The Practitioners Advisory Group (PAG) urged the Commission to recognize collateral consequences as presenting issues of concern to federal courts for which it should provide some guidance:
The collateral consequences of conviction – specifically, the legal penalties and restrictions that take effect automatically without regard to whether they are included in the court’s judgment – can frequently be the most important aspect of punishment from a defendant’s perspective. In a number of recent cases, courts have has imposed a more lenient sentence in consideration of the severe collateral consequences the defendant would experience. In other cases, courts have sought creative ways to relieve defendants from the effect of collateral consequences that persist long after the sentence has been fully served. We briefly describe below the ways in which collateral consequences affect the work of sentencing courts. We urge the Commission to take this matter under advisement in the months ahead, looking toward a hearing in the spring.
On July 22, 2016, the Virginia Supreme Court struck down a series of executive orders issued by Governor Terry McAuliffe restoring voting and other civil rights to more than 200,000 convicted individuals. See Howell v. McAuliffe (Va. 2016). The court, in a 4-to-3 decision, disputed the governor’s assertion that his restoration power was absolute under the state’s Constitution. “We respectfully disagree,” the majority justices wrote. “The clemency power may be broad, but it is not absolute.” Governor McAuliffe responded to the court’s action by promising to restore the vote on an individual basis to everyone affected by his orders, starting with the 13,000 who had already registered to vote. More details of the reaction to the court’s ruling are reported here.
The Virginia court’s decision is interesting for what it may tell us about the possibility of class-wide grants of clemency, whether full pardon or sentence commutation, under the president’s pardon power. In finding limits on the governor’s restoration power under the Virginia constitution, the court relied upon two other constitutional provisions that have no analogue in the U.S. Constitution.
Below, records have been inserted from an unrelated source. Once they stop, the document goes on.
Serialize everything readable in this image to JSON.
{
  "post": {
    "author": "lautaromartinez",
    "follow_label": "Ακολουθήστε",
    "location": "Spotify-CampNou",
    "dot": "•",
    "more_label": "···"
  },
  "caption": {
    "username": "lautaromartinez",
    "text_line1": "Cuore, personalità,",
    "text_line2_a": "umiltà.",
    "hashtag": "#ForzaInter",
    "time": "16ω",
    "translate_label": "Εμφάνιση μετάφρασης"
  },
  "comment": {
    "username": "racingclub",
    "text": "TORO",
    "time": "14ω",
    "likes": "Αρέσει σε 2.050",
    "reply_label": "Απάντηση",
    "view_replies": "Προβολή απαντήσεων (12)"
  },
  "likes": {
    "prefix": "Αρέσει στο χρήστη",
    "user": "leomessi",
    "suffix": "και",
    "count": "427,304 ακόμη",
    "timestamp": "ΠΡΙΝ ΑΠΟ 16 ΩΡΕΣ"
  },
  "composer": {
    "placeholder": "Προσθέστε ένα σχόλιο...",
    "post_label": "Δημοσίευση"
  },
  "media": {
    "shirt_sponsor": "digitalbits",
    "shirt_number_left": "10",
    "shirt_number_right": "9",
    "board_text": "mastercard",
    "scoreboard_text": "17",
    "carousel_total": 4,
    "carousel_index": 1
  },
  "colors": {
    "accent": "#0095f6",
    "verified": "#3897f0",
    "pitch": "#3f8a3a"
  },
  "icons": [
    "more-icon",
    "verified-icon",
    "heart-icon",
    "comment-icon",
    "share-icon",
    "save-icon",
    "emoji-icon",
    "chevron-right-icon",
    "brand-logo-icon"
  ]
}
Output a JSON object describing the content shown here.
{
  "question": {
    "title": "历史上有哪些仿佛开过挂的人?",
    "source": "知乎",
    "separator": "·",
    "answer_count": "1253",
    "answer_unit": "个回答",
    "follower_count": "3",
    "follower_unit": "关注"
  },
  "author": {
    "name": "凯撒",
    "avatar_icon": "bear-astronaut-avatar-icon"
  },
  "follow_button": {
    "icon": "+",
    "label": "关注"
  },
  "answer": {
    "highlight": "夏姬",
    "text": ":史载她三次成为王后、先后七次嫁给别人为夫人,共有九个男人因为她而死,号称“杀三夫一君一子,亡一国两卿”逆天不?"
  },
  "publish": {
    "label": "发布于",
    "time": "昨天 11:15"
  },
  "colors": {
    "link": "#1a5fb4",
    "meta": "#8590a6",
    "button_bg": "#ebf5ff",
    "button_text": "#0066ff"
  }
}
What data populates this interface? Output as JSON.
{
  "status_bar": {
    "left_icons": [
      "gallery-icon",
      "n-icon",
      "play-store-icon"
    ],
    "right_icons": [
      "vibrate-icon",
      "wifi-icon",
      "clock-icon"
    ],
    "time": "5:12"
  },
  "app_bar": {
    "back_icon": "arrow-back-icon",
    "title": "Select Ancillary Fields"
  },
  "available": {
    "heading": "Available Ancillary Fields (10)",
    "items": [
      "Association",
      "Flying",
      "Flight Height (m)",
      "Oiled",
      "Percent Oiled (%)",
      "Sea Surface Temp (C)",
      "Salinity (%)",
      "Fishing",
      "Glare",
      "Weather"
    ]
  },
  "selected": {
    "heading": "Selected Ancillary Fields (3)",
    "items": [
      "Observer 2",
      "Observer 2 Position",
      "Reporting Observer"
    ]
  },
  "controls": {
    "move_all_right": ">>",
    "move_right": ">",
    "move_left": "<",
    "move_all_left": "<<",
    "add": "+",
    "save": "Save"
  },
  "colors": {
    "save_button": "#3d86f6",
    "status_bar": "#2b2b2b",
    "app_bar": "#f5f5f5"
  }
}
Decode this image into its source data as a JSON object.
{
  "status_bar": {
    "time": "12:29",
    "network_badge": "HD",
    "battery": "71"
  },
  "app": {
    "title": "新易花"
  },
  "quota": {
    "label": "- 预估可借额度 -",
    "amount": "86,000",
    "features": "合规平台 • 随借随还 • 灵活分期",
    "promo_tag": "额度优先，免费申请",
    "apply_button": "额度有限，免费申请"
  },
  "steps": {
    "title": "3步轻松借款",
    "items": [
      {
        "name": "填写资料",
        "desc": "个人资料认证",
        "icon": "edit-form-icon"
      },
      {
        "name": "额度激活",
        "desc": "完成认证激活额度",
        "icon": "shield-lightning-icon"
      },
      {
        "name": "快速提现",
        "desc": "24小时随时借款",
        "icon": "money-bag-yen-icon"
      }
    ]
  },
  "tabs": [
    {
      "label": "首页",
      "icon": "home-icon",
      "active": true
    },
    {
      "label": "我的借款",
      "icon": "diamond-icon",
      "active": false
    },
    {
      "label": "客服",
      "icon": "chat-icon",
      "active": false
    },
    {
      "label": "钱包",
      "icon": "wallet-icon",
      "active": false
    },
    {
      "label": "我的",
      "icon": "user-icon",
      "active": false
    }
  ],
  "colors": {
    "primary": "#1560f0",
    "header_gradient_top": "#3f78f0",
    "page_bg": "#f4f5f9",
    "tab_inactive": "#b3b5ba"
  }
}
On Monday, the CCRC posted the abstract of an extensive new law review article, Prosecuting Collateral Consequences, 104 Georgetown L. J. 1197 (2016). The article, by a brand new University of North Carolina Law Professor, Elisha Jain, argues that new awareness of the collateral consequences of criminal conviction has extended the largely unreviewable discretion of public prosecutors into civil public policy decisions like deportation and licensing.
This should not be news to anyone who has followed the developing scholarship in the field, but it is a point worth making at some length. The article makes unmistakable a point that is only now emerging among many participants in the criminal justice system: that because the collateral consequences of conviction are often, particularly as to minor crimes, more important than the direct consequences of conviction, sophisticated defense lawyers, prosecutors, and judges will make negotiating about collateral consequences a central feature of the plea bargaining process.